It’s that time of year! This week we bring you a festive sighting! The Christmas Tree Worm. Whilst these spectacularly coloured marine creatures are a favourite amongst guests and crew, very few know the importance of these little guys to our reef.
Much like trees that populate the land, Christmas Tree worms have complex ‘root systems’. They create a calcium carbonate tube that penetrates the corals they inhabit and can live within a coral for up to 40 years!
What role do they play on the reef?
Christmas tree worms have actually been observed protecting their coral hosts from predators such as the Crown of Thorns Starfish pushing away the feet of these attackers leaving the area around the worm’s tube intact.
There have also been observations of faster recovery of living coral tissue adjacent to the Christmas Tree Worms burrows follow events including coral bleaching, predation and algae overgrowth.

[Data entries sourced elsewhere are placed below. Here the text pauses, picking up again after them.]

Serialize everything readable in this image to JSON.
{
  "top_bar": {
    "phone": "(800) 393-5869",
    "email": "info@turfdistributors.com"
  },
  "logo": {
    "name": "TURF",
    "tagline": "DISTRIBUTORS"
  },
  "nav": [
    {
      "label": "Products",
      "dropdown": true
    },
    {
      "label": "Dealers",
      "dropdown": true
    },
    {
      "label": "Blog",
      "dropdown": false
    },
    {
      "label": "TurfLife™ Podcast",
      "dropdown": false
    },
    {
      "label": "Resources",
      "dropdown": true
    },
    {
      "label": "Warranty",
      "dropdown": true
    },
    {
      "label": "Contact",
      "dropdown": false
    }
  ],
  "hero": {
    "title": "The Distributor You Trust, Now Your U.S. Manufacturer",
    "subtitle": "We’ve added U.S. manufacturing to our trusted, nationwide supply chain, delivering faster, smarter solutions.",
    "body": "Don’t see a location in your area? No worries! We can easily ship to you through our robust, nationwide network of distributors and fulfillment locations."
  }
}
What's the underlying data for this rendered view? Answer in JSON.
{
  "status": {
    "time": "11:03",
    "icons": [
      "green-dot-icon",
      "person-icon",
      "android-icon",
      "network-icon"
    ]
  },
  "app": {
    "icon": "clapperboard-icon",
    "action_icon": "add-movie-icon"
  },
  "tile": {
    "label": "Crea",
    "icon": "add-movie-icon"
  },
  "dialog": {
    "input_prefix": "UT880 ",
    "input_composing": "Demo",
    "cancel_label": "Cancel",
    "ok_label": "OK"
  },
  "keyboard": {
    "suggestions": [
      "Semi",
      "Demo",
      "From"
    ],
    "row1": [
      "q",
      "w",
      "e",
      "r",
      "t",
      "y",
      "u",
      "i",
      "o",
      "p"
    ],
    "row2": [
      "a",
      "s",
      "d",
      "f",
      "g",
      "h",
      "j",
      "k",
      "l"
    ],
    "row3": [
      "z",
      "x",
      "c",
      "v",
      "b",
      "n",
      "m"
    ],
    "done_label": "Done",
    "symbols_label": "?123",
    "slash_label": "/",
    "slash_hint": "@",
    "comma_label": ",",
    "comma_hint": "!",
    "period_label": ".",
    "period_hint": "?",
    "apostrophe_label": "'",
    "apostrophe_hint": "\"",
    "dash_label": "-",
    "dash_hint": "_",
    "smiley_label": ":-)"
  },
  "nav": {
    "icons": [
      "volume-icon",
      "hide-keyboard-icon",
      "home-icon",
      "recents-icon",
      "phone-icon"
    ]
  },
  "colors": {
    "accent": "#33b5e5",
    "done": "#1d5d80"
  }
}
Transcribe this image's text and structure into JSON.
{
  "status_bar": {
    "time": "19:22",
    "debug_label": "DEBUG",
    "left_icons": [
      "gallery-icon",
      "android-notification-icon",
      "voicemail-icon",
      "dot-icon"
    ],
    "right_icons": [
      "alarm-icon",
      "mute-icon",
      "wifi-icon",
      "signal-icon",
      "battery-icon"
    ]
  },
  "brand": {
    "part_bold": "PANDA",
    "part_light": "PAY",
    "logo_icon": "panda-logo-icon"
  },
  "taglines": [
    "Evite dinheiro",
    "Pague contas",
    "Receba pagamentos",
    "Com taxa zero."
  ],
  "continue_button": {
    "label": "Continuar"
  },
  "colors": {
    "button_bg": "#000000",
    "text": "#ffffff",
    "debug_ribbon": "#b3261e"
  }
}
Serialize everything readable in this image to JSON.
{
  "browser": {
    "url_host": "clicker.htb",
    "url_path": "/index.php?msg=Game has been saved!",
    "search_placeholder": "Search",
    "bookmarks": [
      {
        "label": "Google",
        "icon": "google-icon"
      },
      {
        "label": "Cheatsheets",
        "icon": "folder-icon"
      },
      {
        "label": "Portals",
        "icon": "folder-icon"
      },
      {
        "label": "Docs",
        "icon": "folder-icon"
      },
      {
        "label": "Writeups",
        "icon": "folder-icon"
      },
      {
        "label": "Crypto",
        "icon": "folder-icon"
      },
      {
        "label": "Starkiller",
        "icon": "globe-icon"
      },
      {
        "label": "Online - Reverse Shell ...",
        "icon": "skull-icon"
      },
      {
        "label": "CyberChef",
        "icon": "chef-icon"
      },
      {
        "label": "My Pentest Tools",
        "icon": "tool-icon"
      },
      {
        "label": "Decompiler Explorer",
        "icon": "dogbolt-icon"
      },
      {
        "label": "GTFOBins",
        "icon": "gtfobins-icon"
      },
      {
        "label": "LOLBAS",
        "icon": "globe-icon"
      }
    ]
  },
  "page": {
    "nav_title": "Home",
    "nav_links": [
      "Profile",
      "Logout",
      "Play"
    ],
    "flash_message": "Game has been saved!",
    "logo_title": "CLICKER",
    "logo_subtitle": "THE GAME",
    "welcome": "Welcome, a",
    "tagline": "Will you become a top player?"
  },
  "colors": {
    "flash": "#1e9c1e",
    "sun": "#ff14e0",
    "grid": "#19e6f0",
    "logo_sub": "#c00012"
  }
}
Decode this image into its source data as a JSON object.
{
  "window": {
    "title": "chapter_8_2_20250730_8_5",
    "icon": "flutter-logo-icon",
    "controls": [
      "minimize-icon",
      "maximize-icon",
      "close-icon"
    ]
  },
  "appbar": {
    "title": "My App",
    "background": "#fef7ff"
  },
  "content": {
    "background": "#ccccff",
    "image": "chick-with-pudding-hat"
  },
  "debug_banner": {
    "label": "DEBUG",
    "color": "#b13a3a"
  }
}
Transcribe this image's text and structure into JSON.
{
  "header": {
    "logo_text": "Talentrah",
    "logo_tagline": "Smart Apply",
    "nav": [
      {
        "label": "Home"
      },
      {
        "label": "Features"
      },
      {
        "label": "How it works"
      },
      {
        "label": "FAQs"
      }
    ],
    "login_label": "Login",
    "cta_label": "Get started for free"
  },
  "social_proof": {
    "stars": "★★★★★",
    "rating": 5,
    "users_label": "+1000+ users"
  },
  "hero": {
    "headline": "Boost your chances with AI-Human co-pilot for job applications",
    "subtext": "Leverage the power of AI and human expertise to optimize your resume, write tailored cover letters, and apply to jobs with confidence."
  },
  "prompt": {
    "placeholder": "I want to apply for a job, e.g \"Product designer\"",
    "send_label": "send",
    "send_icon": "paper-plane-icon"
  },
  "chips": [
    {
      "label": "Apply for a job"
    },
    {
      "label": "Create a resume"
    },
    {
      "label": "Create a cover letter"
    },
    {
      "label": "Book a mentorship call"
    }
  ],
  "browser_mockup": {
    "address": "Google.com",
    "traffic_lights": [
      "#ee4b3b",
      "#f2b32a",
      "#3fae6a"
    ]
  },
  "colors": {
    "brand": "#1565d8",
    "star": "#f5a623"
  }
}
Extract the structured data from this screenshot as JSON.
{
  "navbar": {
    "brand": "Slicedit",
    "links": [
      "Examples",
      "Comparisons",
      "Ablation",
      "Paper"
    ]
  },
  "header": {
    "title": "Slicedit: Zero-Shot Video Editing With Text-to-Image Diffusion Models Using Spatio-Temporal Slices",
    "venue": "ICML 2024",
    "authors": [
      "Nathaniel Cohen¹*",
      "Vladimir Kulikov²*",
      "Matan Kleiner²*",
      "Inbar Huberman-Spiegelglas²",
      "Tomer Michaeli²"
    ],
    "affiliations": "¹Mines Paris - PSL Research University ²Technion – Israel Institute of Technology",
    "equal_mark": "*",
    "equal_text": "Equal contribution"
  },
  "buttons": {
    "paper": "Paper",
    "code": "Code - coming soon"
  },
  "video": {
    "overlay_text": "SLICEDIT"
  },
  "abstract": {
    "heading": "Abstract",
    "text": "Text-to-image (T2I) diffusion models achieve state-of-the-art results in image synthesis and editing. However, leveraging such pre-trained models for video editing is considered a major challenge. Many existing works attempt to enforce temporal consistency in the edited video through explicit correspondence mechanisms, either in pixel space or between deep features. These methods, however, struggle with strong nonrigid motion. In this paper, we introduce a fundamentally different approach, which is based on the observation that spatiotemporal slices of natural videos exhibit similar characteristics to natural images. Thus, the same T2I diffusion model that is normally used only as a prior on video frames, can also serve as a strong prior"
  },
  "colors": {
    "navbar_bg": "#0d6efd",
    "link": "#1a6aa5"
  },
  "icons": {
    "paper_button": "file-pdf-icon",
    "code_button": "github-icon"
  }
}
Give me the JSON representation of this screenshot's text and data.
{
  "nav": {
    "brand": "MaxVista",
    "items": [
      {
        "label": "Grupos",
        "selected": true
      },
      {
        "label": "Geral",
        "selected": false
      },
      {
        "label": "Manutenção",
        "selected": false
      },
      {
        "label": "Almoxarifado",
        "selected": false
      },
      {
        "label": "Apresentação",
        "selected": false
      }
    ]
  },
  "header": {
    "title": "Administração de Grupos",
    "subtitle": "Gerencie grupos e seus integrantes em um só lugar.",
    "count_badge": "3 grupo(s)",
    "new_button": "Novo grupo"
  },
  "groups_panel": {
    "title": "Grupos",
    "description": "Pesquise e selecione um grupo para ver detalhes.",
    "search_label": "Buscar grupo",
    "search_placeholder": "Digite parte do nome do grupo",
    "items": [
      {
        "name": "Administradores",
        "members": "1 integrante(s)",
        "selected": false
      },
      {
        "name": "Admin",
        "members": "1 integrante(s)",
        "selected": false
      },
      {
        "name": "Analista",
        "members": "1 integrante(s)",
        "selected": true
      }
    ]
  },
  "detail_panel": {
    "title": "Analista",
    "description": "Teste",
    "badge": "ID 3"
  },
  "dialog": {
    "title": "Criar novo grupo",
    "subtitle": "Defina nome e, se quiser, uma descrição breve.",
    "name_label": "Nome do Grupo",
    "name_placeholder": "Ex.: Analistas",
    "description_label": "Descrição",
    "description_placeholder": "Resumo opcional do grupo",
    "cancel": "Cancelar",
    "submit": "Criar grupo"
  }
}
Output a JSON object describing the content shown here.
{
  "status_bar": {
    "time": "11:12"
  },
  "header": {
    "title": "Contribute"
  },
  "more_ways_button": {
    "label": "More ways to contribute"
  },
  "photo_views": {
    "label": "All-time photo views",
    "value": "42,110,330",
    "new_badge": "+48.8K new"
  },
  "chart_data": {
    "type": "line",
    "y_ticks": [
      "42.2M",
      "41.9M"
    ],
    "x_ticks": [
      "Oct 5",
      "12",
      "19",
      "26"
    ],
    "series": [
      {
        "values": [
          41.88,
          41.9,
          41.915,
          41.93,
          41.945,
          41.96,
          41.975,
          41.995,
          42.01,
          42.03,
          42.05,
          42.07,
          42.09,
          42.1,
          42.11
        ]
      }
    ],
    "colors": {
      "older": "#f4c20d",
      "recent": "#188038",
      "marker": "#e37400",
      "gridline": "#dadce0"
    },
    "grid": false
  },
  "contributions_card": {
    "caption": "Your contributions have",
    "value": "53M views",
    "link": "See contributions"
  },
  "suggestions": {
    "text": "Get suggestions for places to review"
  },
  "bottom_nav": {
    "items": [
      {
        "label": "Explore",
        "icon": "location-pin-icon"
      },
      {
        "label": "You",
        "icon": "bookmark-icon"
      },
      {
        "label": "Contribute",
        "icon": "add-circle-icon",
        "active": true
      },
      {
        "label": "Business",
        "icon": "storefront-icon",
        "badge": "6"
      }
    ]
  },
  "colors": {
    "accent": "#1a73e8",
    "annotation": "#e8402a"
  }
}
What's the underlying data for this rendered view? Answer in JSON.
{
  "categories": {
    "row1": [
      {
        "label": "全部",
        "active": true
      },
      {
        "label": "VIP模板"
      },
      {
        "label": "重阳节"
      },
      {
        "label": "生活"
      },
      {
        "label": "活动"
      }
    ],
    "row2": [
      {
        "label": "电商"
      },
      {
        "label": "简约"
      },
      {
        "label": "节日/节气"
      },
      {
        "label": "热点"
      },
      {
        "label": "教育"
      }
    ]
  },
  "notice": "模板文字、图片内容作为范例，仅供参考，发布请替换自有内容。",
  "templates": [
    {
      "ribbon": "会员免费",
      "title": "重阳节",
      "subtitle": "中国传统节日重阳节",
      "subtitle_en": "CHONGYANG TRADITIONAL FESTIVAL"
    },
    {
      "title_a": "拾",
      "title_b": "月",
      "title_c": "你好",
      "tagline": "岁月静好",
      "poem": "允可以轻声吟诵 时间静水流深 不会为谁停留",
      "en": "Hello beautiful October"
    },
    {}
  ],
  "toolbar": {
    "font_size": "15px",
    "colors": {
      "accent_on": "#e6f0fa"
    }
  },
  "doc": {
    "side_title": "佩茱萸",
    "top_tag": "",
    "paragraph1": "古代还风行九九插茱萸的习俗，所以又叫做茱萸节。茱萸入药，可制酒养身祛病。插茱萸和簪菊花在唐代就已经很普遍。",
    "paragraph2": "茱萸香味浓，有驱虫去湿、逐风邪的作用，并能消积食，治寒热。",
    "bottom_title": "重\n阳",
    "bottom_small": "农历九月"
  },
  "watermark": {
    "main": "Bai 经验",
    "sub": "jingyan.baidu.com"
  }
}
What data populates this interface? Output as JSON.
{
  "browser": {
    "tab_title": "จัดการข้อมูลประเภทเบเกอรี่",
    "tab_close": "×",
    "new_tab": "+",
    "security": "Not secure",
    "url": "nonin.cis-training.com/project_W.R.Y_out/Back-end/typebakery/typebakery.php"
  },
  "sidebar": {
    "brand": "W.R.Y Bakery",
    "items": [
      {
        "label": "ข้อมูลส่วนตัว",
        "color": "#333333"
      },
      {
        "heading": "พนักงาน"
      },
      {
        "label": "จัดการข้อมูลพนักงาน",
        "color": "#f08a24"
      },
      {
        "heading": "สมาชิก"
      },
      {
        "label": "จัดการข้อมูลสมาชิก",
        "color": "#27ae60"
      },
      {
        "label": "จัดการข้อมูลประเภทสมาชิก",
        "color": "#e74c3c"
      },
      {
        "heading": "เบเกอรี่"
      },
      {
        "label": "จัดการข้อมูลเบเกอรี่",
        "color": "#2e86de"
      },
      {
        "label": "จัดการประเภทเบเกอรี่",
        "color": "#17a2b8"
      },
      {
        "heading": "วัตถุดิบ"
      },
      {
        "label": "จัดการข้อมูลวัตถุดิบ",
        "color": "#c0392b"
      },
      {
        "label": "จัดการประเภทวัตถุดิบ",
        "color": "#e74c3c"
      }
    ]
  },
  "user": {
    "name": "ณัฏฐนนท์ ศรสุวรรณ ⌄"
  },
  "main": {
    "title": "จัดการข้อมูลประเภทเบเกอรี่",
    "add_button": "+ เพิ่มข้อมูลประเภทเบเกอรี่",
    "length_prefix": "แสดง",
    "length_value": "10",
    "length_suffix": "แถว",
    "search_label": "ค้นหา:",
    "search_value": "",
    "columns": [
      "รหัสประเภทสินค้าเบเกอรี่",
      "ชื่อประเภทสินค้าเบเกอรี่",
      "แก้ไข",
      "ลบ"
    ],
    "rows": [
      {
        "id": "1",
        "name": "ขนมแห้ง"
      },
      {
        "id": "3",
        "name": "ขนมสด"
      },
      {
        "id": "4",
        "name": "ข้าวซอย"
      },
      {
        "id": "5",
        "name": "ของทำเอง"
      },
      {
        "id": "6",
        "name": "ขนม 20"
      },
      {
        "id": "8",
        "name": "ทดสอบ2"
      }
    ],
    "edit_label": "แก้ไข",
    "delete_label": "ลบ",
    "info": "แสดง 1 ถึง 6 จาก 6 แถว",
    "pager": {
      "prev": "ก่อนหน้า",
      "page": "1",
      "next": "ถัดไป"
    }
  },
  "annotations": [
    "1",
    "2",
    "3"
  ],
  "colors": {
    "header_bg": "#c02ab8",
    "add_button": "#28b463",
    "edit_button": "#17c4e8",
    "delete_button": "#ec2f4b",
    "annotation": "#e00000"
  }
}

These creatures are not only festive in appearance, but they are an important part of the reefs ecosystem. This is the perfect example of no matter the size or shape of marine life found on the reef. All play a fundamental part in the overall health of the Great Barrier Reef.